EXERCISE INSTRUCTIONS:
Every entry below should be returned exactly as it appears, with pictures left out.

DATA FOR THE TASK:

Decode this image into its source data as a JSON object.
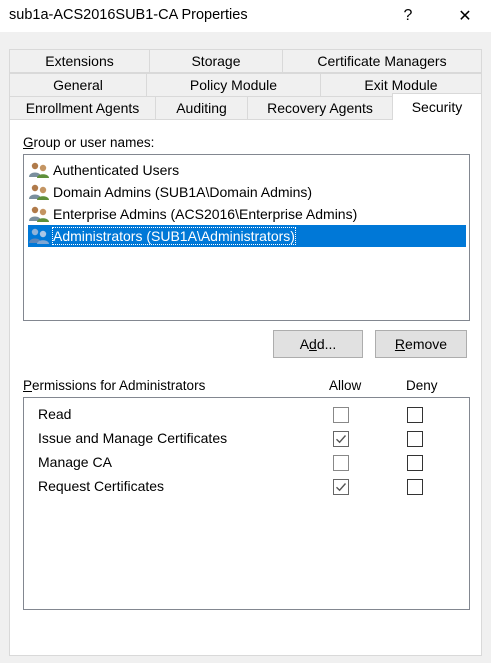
{
  "window": {
    "title": "sub1a-ACS2016SUB1-CA Properties",
    "help_glyph": "?",
    "close_glyph": "✕"
  },
  "tabs": {
    "row1": [
      {
        "label": "Extensions"
      },
      {
        "label": "Storage"
      },
      {
        "label": "Certificate Managers"
      }
    ],
    "row2": [
      {
        "label": "General"
      },
      {
        "label": "Policy Module"
      },
      {
        "label": "Exit Module"
      }
    ],
    "row3": [
      {
        "label": "Enrollment Agents"
      },
      {
        "label": "Auditing"
      },
      {
        "label": "Recovery Agents"
      },
      {
        "label": "Security",
        "active": true
      }
    ]
  },
  "groups": {
    "label_underlined": "G",
    "label_rest": "roup or user names:",
    "items": [
      {
        "name": "Authenticated Users",
        "icon": "users-icon"
      },
      {
        "name": "Domain Admins (SUB1A\\Domain Admins)",
        "icon": "users-icon"
      },
      {
        "name": "Enterprise Admins (ACS2016\\Enterprise Admins)",
        "icon": "users-icon"
      },
      {
        "name": "Administrators (SUB1A\\Administrators)",
        "icon": "users-icon",
        "selected": true
      }
    ]
  },
  "buttons": {
    "add_pre": "A",
    "add_underlined": "d",
    "add_post": "d...",
    "remove_underlined": "R",
    "remove_post": "emove"
  },
  "permissions": {
    "label_underlined": "P",
    "label_rest": "ermissions for Administrators",
    "allow_header": "Allow",
    "deny_header": "Deny",
    "rows": [
      {
        "name": "Read",
        "allow": false,
        "deny": false
      },
      {
        "name": "Issue and Manage Certificates",
        "allow": true,
        "deny": false
      },
      {
        "name": "Manage CA",
        "allow": false,
        "deny": false
      },
      {
        "name": "Request Certificates",
        "allow": true,
        "deny": false
      }
    ]
  },
  "colors": {
    "selection": "#0078d7",
    "panel": "#ffffff",
    "dialog": "#f0f0f0"
  }
}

SOLUTION:
Decode this image into its source data as a JSON object.
{
  "window": {
    "title": "sub1a-ACS2016SUB1-CA Properties",
    "help_glyph": "?",
    "close_glyph": "✕"
  },
  "tabs": {
    "row1": [
      {
        "label": "Extensions"
      },
      {
        "label": "Storage"
      },
      {
        "label": "Certificate Managers"
      }
    ],
    "row2": [
      {
        "label": "General"
      },
      {
        "label": "Policy Module"
      },
      {
        "label": "Exit Module"
      }
    ],
    "row3": [
      {
        "label": "Enrollment Agents"
      },
      {
        "label": "Auditing"
      },
      {
        "label": "Recovery Agents"
      },
      {
        "label": "Security",
        "active": true
      }
    ]
  },
  "groups": {
    "label_underlined": "G",
    "label_rest": "roup or user names:",
    "items": [
      {
        "name": "Authenticated Users",
        "icon": "users-icon"
      },
      {
        "name": "Domain Admins (SUB1A\\Domain Admins)",
        "icon": "users-icon"
      },
      {
        "name": "Enterprise Admins (ACS2016\\Enterprise Admins)",
        "icon": "users-icon"
      },
      {
        "name": "Administrators (SUB1A\\Administrators)",
        "icon": "users-icon",
        "selected": true
      }
    ]
  },
  "buttons": {
    "add_pre": "A",
    "add_underlined": "d",
    "add_post": "d...",
    "remove_underlined": "R",
    "remove_post": "emove"
  },
  "permissions": {
    "label_underlined": "P",
    "label_rest": "ermissions for Administrators",
    "allow_header": "Allow",
    "deny_header": "Deny",
    "rows": [
      {
        "name": "Read",
        "allow": false,
        "deny": false
      },
      {
        "name": "Issue and Manage Certificates",
        "allow": true,
        "deny": false
      },
      {
        "name": "Manage CA",
        "allow": false,
        "deny": false
      },
      {
        "name": "Request Certificates",
        "allow": true,
        "deny": false
      }
    ]
  },
  "colors": {
    "selection": "#0078d7",
    "panel": "#ffffff",
    "dialog": "#f0f0f0"
  }
}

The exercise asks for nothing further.